** Opening Information block **
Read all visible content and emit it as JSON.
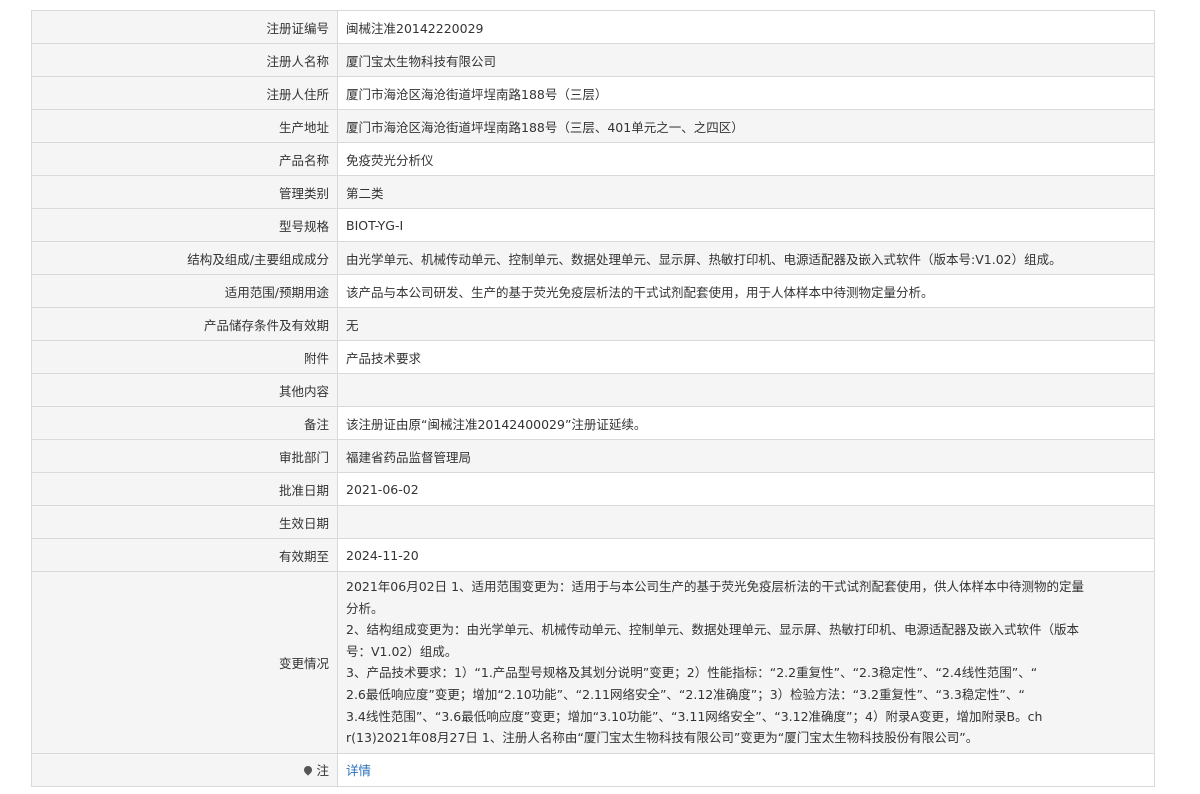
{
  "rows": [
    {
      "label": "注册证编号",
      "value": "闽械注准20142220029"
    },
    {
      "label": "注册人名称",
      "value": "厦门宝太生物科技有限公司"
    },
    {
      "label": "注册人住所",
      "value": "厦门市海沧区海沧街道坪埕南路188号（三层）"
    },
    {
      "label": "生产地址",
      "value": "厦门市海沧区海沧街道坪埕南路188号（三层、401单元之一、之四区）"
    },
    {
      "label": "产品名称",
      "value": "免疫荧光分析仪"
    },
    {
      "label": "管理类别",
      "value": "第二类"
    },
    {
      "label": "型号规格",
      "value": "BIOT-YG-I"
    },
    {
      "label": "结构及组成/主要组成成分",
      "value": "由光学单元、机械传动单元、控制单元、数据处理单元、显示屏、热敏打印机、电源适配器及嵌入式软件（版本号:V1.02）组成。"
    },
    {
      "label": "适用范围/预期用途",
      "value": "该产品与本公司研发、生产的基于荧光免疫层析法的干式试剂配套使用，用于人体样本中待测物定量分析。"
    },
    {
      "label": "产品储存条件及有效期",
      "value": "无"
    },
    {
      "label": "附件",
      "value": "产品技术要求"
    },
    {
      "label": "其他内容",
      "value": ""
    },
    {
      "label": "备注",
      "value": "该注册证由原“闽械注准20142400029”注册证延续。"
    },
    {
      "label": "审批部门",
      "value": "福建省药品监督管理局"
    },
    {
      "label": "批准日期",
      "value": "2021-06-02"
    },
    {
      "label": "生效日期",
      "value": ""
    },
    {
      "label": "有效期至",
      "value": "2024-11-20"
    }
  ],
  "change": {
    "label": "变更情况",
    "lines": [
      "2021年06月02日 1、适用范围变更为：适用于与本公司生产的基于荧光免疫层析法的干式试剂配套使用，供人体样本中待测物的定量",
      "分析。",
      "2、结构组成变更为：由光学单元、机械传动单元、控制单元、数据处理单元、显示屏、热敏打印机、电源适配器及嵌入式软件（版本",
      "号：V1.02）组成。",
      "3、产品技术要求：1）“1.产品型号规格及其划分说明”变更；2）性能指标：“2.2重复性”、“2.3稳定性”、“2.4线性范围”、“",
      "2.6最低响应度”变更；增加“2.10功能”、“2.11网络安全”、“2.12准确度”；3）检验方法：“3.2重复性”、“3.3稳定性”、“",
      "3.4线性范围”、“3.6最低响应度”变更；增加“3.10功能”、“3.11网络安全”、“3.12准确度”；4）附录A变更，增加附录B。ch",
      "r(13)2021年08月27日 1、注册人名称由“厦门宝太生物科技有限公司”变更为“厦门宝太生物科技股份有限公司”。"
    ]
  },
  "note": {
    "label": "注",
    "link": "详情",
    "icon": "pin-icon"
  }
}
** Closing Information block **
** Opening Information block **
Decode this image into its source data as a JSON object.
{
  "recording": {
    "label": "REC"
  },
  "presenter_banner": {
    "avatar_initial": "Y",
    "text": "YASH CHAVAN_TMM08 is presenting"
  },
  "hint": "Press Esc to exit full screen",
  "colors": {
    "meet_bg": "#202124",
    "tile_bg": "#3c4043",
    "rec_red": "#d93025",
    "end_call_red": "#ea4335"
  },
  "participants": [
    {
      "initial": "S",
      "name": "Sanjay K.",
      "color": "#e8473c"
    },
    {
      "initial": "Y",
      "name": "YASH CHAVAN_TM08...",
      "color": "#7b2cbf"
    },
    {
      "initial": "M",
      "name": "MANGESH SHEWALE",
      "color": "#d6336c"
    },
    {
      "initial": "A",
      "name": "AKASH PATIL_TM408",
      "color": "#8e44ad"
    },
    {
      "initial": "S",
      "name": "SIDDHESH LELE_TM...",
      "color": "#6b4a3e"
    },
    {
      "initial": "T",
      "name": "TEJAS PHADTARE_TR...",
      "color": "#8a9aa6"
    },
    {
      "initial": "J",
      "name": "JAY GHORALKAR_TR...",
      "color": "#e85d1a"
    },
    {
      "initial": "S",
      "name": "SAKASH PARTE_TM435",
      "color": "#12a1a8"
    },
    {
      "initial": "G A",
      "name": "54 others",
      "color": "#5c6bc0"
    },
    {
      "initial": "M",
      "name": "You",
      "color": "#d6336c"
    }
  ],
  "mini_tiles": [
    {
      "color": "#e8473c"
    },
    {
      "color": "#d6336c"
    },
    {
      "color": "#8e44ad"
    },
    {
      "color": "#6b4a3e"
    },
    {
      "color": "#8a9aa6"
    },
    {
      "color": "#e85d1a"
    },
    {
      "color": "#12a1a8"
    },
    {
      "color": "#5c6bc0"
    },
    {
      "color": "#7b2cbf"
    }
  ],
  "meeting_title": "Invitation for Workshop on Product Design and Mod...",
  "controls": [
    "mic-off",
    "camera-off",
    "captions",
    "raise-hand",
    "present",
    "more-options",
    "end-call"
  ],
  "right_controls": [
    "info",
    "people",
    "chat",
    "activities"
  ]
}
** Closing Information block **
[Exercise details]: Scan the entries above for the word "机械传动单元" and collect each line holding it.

[Written answer]:
      "value": "由光学单元、机械传动单元、控制单元、数据处理单元、显示屏、热敏打印机、电源适配器及嵌入式软件（版本号:V1.02）组成。"
      "2、结构组成变更为：由光学单元、机械传动单元、控制单元、数据处理单元、显示屏、热敏打印机、电源适配器及嵌入式软件（版本",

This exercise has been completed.